The Battle of Trebbia or the Napoleonic battle of river Trebbia was fought on 17–20 June 1799 near the Trebbia River in northern Italy during the joint campaign of the Russian and Austrian troops of about 30,000 men against the French army of 33,000 to 35,000 men. The battle resulted in the victory of the combined forces of the Habsburg Monarchy and the Russian Empire under Field Marshal Suvorov against the French army under General Etienne-Jacques-Joseph-Alexandre MacDonald. According to the Russian sources, French lost 16,000 men, and the allies only 6,000 men. The numbers however, might differ from contemporary western sources.
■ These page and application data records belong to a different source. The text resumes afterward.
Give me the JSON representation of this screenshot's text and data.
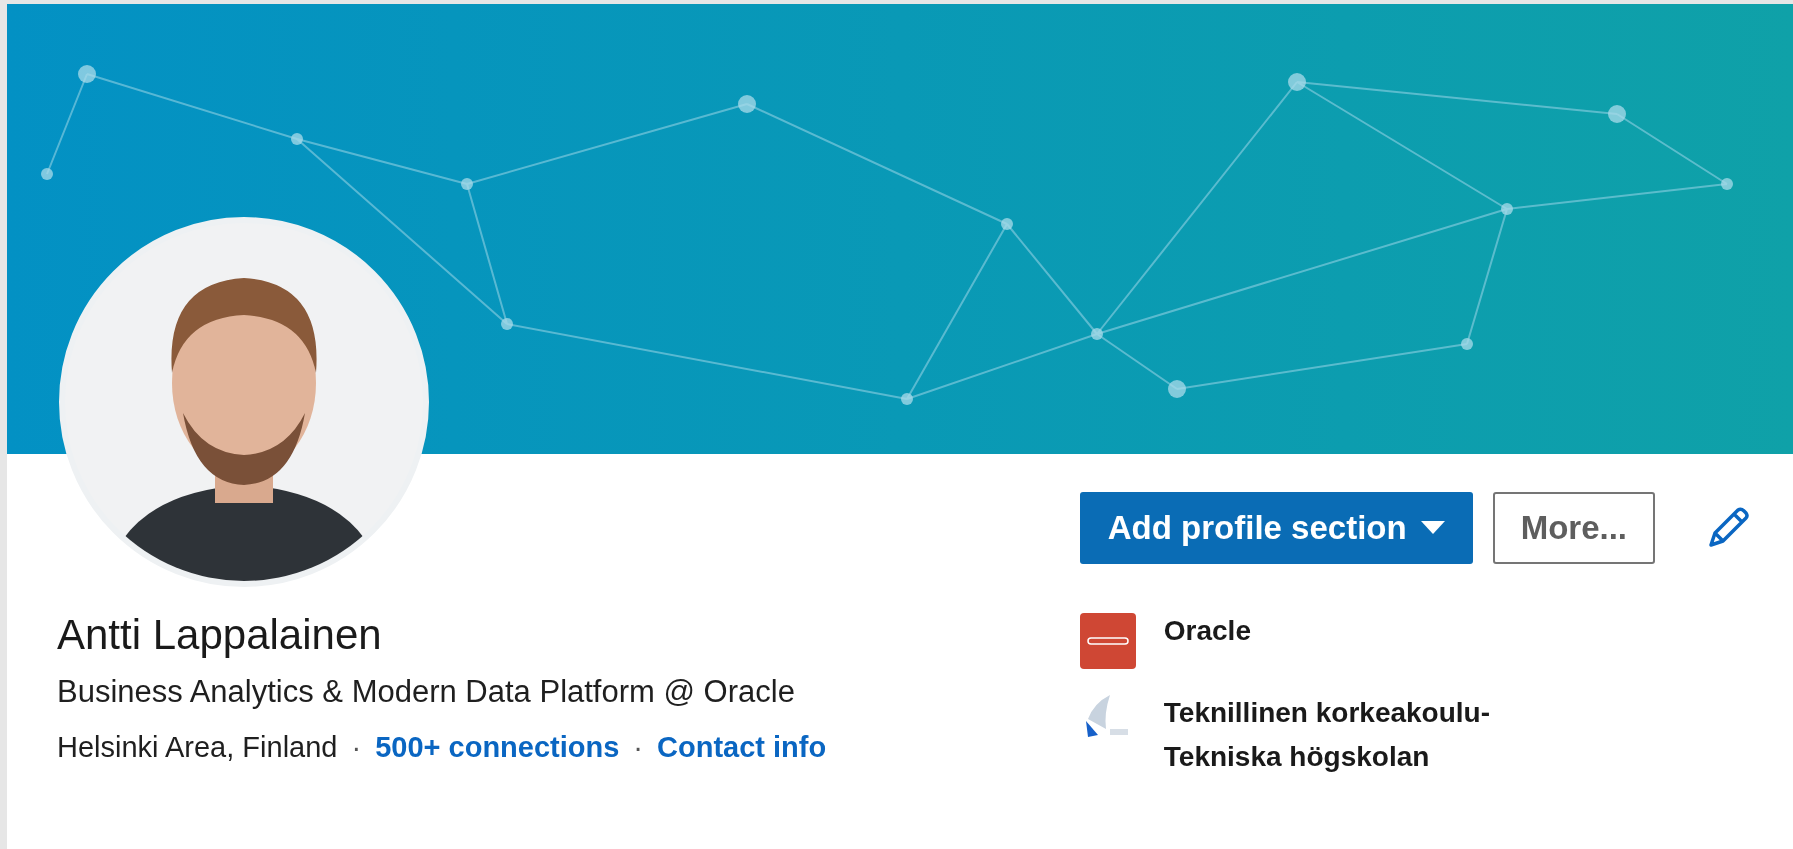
{
  "actions": [
    {
      "kind": "primary",
      "label": "Add profile section"
    },
    {
      "kind": "secondary",
      "label": "More..."
    },
    {
      "kind": "edit"
    }
  ],
  "profile": {
    "name": "Antti Lappalainen",
    "headline": "Business Analytics & Modern Data Platform @ Oracle",
    "meta": [
      {
        "kind": "text",
        "text": "Helsinki Area, Finland"
      },
      {
        "kind": "separator",
        "text": "·"
      },
      {
        "kind": "link",
        "text": "500+ connections"
      },
      {
        "kind": "separator",
        "text": "·"
      },
      {
        "kind": "link",
        "text": "Contact info"
      }
    ]
  },
  "highlights": [
    {
      "kind": "company",
      "label": "Oracle"
    },
    {
      "kind": "school",
      "label": "Teknillinen korkeakoulu-Tekniska högskolan"
    }
  ]
}
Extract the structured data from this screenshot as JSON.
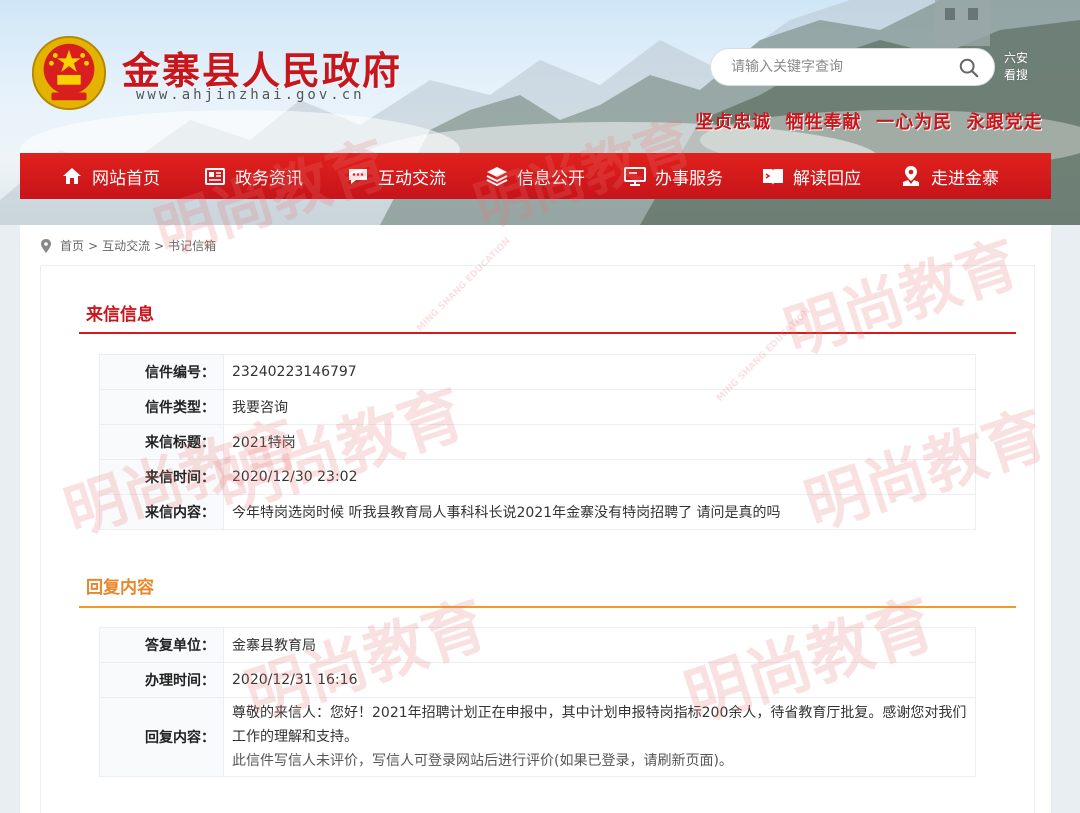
{
  "header": {
    "site_title": "金寨县人民政府",
    "site_url": "www.ahjinzhai.gov.cn",
    "search_placeholder": "请输入关键字查询",
    "side_link_1": "六安",
    "side_link_2": "看搜",
    "slogan": "坚贞忠诚  牺牲奉献  一心为民  永跟党走"
  },
  "nav": {
    "items": [
      {
        "label": "网站首页",
        "icon": "home-icon"
      },
      {
        "label": "政务资讯",
        "icon": "newspaper-icon"
      },
      {
        "label": "互动交流",
        "icon": "chat-icon"
      },
      {
        "label": "信息公开",
        "icon": "layers-icon"
      },
      {
        "label": "办事服务",
        "icon": "monitor-icon"
      },
      {
        "label": "解读回应",
        "icon": "book-icon"
      },
      {
        "label": "走进金寨",
        "icon": "map-pin-icon"
      }
    ]
  },
  "breadcrumb": {
    "home": "首页",
    "level1": "互动交流",
    "level2": "书记信箱",
    "sep": ">"
  },
  "letter": {
    "section_title": "来信信息",
    "rows": [
      {
        "label": "信件编号：",
        "value": "23240223146797"
      },
      {
        "label": "信件类型：",
        "value": "我要咨询"
      },
      {
        "label": "来信标题：",
        "value": "2021特岗"
      },
      {
        "label": "来信时间：",
        "value": "2020/12/30 23:02"
      },
      {
        "label": "来信内容：",
        "value": "今年特岗选岗时候 听我县教育局人事科科长说2021年金寨没有特岗招聘了 请问是真的吗"
      }
    ]
  },
  "reply": {
    "section_title": "回复内容",
    "unit_label": "答复单位：",
    "unit_value": "金寨县教育局",
    "time_label": "办理时间：",
    "time_value": "2020/12/31 16:16",
    "content_label": "回复内容：",
    "content_value": "尊敬的来信人：您好！2021年招聘计划正在申报中，其中计划申报特岗指标200余人，待省教育厅批复。感谢您对我们工作的理解和支持。",
    "note": "此信件写信人未评价，写信人可登录网站后进行评价(如果已登录，请刷新页面)。"
  },
  "watermark": {
    "text": "明尚教育",
    "subtext": "MING SHANG EDUCATION"
  },
  "colors": {
    "brand_red": "#c8161d",
    "nav_red": "#d81a1e",
    "reply_orange": "#f39a2b"
  }
}
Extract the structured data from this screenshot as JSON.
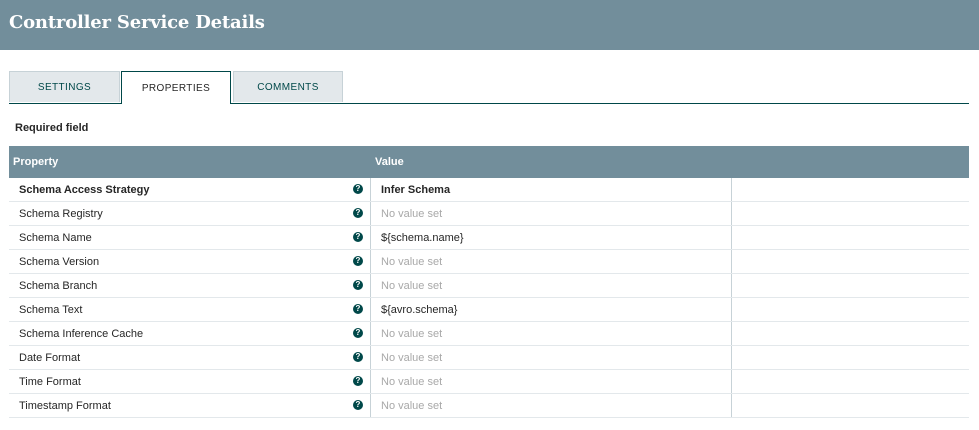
{
  "dialog": {
    "title": "Controller Service Details"
  },
  "tabs": [
    {
      "label": "SETTINGS",
      "active": false
    },
    {
      "label": "PROPERTIES",
      "active": true
    },
    {
      "label": "COMMENTS",
      "active": false
    }
  ],
  "required_label": "Required field",
  "grid": {
    "headers": {
      "property": "Property",
      "value": "Value"
    },
    "rows": [
      {
        "property": "Schema Access Strategy",
        "value": "Infer Schema",
        "required": true,
        "is_set": true
      },
      {
        "property": "Schema Registry",
        "value": "No value set",
        "required": false,
        "is_set": false
      },
      {
        "property": "Schema Name",
        "value": "${schema.name}",
        "required": false,
        "is_set": true
      },
      {
        "property": "Schema Version",
        "value": "No value set",
        "required": false,
        "is_set": false
      },
      {
        "property": "Schema Branch",
        "value": "No value set",
        "required": false,
        "is_set": false
      },
      {
        "property": "Schema Text",
        "value": "${avro.schema}",
        "required": false,
        "is_set": true
      },
      {
        "property": "Schema Inference Cache",
        "value": "No value set",
        "required": false,
        "is_set": false
      },
      {
        "property": "Date Format",
        "value": "No value set",
        "required": false,
        "is_set": false
      },
      {
        "property": "Time Format",
        "value": "No value set",
        "required": false,
        "is_set": false
      },
      {
        "property": "Timestamp Format",
        "value": "No value set",
        "required": false,
        "is_set": false
      }
    ]
  },
  "icons": {
    "help": "help-circle-icon",
    "help_glyph": "?"
  },
  "colors": {
    "header_bg": "#728e9b",
    "accent": "#004849",
    "tab_inactive_bg": "#e3e8eb",
    "empty_value_text": "#a8a8a8"
  }
}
The Battle of the Trebia (or Trebbia) was the first major battle of the Second Punic War, fought between the Carthaginian forces of Hannibal and the Roman Republic in December of 218 BC, on or around the winter solstice. It was a resounding Roman defeat with heavy losses, and yet some 10,000 and more Romans, over 2.5 legions, were victorious on their part of the battlefield and retreated with honor to Placentia (Piacenza). In this battle Hannibal got the better of the Romans by exercising the careful and innovative planning for which he was famous. The impetuous and short-sighted opposing general, the consul Tiberius Sempronius Longus, allowed himself to be provoked into a frontal assault under physically difficult circumstances and failed to see that he was being led into a trap.